Google wants greater French acceptance after winning TF1 copyright case

Google is waving its victory in front of French culture makers, after emerging winner from a copyright infringement case brought by France’s largest TV network.

TF1 sued YouTube and Dailymotion for intellectual property abuse in 2008, claiming YouTube was hosting thousands of clips of TV shows and movies for which it owned rights, including La Môme and Halloween.

TF1 claimed more than €130 million in damages. But a Paris judge on Tuesday finally dismissed the claims. The Dailymotion verdict is due in September, Dailymotion tells paidContent.

Christophe Muller,  YouTube’s head of southern Europe, Middle East and Africa partnerships, used a company blog to drape the result in the cloak of internet freedom:

“The overall decision is a victory for everyone who uses the Web. … After this decision, creators can be secure to post their materials on YouTube and other platforms and we can host their content without fearing a giant liability. The end result will be more videos posted on the Net, more revenue generated for creative artists, and more exposure to a global audience for these artists.”

And Muller used the case to make a play to French lawmakers, who are notoriously sceptical of how the large U.S. firm might impact on French language and culture:

“The verdict demonstrates how the Internet is enriching French culture.
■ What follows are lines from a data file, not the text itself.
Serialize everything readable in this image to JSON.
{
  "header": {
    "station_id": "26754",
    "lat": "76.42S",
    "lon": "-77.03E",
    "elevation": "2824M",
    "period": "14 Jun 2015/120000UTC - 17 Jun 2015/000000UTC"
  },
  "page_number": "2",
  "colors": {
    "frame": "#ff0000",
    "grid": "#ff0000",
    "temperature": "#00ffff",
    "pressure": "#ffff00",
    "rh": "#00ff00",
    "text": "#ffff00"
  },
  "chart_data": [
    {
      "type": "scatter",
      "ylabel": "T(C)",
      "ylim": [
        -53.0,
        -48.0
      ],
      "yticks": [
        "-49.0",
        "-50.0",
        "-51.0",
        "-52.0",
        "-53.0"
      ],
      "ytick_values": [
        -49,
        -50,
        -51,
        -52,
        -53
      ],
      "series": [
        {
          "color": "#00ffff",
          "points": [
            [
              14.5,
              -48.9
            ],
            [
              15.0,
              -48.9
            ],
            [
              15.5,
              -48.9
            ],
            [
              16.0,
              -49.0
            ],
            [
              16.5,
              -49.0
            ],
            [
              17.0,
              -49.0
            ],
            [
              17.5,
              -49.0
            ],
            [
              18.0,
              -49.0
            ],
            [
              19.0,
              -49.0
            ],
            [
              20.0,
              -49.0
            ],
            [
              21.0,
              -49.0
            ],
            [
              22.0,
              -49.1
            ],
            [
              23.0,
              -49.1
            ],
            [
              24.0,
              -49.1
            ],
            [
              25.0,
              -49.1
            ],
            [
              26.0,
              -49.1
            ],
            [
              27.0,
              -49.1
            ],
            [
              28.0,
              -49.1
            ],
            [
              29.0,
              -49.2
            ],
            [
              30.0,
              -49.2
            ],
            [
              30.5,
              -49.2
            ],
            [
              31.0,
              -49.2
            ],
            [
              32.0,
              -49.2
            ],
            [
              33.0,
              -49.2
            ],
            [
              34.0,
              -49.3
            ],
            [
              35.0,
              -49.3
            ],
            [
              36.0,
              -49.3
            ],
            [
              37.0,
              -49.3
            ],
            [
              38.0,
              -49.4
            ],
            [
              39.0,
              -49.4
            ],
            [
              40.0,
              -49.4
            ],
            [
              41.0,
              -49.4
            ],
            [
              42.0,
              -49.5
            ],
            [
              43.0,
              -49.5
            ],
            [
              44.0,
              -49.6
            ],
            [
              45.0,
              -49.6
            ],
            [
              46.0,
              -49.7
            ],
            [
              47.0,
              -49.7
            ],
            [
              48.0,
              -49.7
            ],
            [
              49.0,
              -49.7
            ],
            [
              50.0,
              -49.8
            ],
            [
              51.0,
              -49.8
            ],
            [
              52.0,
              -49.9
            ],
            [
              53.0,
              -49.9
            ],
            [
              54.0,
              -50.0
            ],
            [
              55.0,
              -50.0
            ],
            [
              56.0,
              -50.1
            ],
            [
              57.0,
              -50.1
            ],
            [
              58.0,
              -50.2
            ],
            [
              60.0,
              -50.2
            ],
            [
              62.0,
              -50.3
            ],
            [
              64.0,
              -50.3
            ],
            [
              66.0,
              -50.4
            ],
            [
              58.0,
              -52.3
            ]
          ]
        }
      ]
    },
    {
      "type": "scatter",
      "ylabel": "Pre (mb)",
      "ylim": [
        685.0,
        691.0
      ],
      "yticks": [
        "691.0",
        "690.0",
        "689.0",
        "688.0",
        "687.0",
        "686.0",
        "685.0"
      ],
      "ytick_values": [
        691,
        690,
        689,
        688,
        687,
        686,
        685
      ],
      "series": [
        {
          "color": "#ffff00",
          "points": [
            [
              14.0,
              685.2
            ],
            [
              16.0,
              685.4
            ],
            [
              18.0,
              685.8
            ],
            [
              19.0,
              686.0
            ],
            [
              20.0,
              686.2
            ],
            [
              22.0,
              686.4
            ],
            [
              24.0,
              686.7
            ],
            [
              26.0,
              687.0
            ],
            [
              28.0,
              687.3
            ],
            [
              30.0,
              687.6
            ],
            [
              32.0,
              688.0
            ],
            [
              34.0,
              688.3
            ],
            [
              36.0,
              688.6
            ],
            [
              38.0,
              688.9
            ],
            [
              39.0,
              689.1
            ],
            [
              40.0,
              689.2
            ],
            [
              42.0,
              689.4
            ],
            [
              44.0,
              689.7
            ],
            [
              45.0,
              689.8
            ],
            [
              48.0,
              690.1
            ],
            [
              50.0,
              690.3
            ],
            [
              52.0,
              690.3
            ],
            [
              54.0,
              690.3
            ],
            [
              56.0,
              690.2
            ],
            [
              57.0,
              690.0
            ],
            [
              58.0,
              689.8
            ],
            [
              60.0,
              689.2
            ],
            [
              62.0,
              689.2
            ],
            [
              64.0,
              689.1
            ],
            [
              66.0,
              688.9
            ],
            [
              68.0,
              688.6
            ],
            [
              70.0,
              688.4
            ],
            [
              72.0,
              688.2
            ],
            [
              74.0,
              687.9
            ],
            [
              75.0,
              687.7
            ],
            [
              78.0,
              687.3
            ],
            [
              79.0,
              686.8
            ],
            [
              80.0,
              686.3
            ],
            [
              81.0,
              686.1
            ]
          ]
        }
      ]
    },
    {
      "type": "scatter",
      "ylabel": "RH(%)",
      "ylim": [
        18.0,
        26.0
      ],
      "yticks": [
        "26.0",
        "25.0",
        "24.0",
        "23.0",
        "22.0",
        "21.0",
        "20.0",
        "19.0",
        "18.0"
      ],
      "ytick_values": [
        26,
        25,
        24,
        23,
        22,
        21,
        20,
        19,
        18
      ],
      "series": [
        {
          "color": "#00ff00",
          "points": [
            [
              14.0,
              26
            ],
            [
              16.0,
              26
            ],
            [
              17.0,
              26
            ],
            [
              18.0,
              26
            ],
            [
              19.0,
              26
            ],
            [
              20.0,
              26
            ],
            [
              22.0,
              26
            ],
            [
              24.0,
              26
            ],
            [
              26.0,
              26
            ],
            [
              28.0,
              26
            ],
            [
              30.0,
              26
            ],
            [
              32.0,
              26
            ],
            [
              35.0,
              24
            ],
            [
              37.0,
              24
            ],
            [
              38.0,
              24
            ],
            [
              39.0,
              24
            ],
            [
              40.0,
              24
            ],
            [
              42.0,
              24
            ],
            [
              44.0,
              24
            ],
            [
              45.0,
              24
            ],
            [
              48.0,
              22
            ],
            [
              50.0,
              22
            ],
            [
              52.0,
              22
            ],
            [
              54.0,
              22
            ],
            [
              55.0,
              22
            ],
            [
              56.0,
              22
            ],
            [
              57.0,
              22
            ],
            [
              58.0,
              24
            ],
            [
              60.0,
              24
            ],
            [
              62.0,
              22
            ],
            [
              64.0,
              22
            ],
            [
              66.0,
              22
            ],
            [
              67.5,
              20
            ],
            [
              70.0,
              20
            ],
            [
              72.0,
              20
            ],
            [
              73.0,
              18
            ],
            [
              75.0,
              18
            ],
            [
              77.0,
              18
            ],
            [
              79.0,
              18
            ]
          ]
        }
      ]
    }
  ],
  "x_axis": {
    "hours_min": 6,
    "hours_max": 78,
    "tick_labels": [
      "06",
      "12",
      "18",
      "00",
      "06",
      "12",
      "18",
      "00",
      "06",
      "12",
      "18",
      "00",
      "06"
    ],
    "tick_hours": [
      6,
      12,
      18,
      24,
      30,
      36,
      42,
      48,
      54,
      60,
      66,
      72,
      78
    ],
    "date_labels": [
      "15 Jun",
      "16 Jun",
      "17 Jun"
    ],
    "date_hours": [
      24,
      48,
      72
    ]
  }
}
Over the past year, we have signed contracts with five French collecting societies to pay royalties to French writers, musicians, and other artists. More generally, we have a major investment plan for the French economy and culture, demonstrating how committed we are to France.

“By embracing the Web, this verdict moves France a step forward to further benefit from Internet’s massive economic and cultural opportunity. We hope this judgement will allow us to build constructive partnerships and bring more French language content online.”

When asked about the “major investment plan” Muller referred to, Google later pointed to this announcement of a new HQ and its ambition to take on French engineers.

YouTube’s travails have been mixed in Europe. In December 2009, it lost a copyright case brought by Italy’s Mediaset. But in September 2010 it defeated similar claims from Spain’s Telecinco. And YouTube has convinced many broadcasters across the continent to officially add clips and to use its ContentID copyright filter tool, plus has added full TV catch-up shows in the UK from ITV, Channel 4 and Channel Five.

The TF1 case gave an interesting insight in to how one broadcasters values its content. At one point, it used a metric of €20,000 per copyright breach to claim damages.

But the judge ordered TF1 to pay YouTube €80,000 in costs.